* **WHAT YOU HAVE TO DO**:
Please find the lines in the following records that hold "Exame", and copy them.

* **SUPPLIED INFORMATION**:
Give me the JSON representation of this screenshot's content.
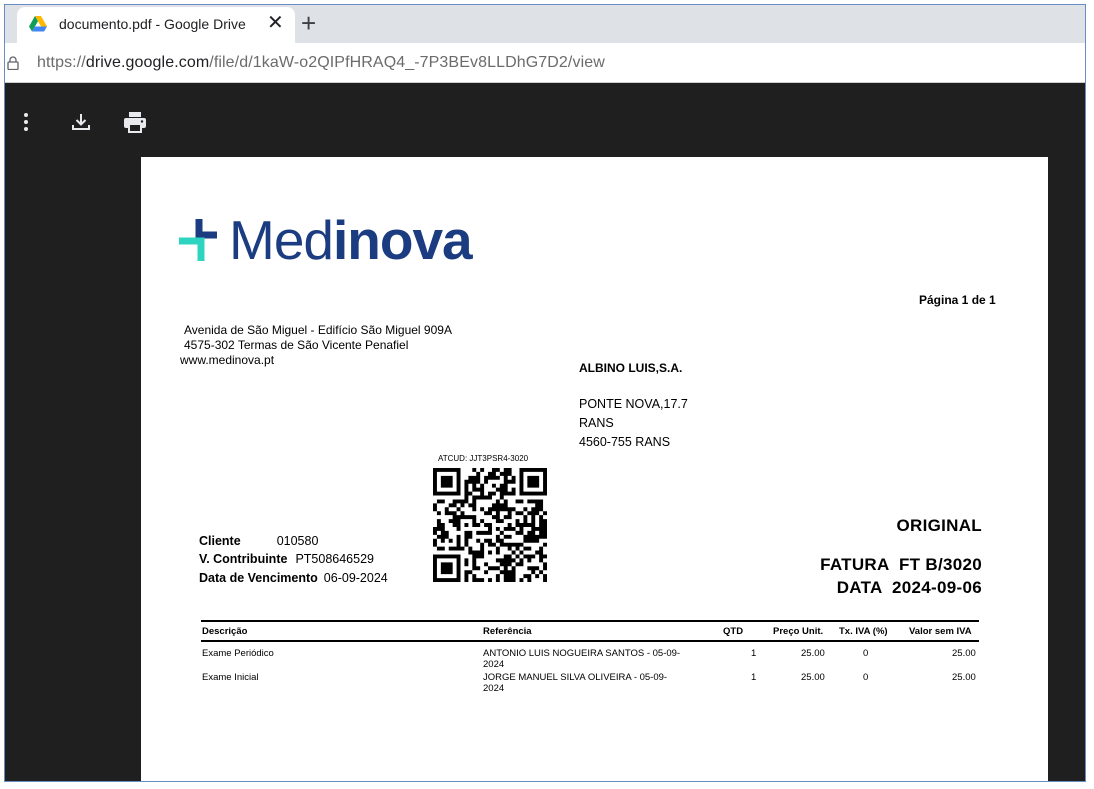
{
  "browser": {
    "tab_title": "documento.pdf - Google Drive",
    "tab_close": "✕",
    "new_tab": "+",
    "url_scheme": "https://",
    "url_host": "drive.google.com",
    "url_path": "/file/d/1kaW-o2QIPfHRAQ4_-7P3BEv8LLDhG7D2/view"
  },
  "viewer": {
    "icons": [
      "more-vert-icon",
      "download-icon",
      "print-icon"
    ]
  },
  "invoice": {
    "logo_light": "Med",
    "logo_bold": "inova",
    "page_number": "Página 1 de 1",
    "seller_address": [
      "Avenida de São Miguel - Edifício São Miguel 909A",
      "4575-302 Termas de São Vicente Penafiel",
      "www.medinova.pt"
    ],
    "buyer_name": "ALBINO LUIS,S.A.",
    "buyer_address": [
      "PONTE NOVA,17.7",
      "RANS",
      "4560-755 RANS"
    ],
    "atcud": "ATCUD: JJT3PSR4-3020",
    "client_label": "Cliente",
    "client_value": "010580",
    "vat_label": "V. Contribuinte",
    "vat_value": "PT508646529",
    "due_label": "Data de Vencimento",
    "due_value": "06-09-2024",
    "copy_label": "ORIGINAL",
    "doc_label": "FATURA  FT B/3020",
    "date_label": "DATA  2024-09-06",
    "table": {
      "headers": [
        "Descrição",
        "Referência",
        "QTD",
        "Preço Unit.",
        "Tx. IVA (%)",
        "Valor sem IVA"
      ],
      "rows": [
        {
          "desc": "Exame Periódico",
          "ref1": "ANTONIO LUIS NOGUEIRA SANTOS - 05-09-",
          "ref2": "2024",
          "qty": "1",
          "price": "25.00",
          "vat": "0",
          "total": "25.00"
        },
        {
          "desc": "Exame Inicial",
          "ref1": "JORGE MANUEL SILVA OLIVEIRA  - 05-09-",
          "ref2": "2024",
          "qty": "1",
          "price": "25.00",
          "vat": "0",
          "total": "25.00"
        }
      ]
    }
  },
  "colors": {
    "brand_navy": "#1b3c80",
    "brand_teal": "#2dd4bf",
    "viewer_bg": "#1f1f1f"
  }
}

* **WRITTEN REPLY**:
          "desc": "Exame Periódico",
          "desc": "Exame Inicial",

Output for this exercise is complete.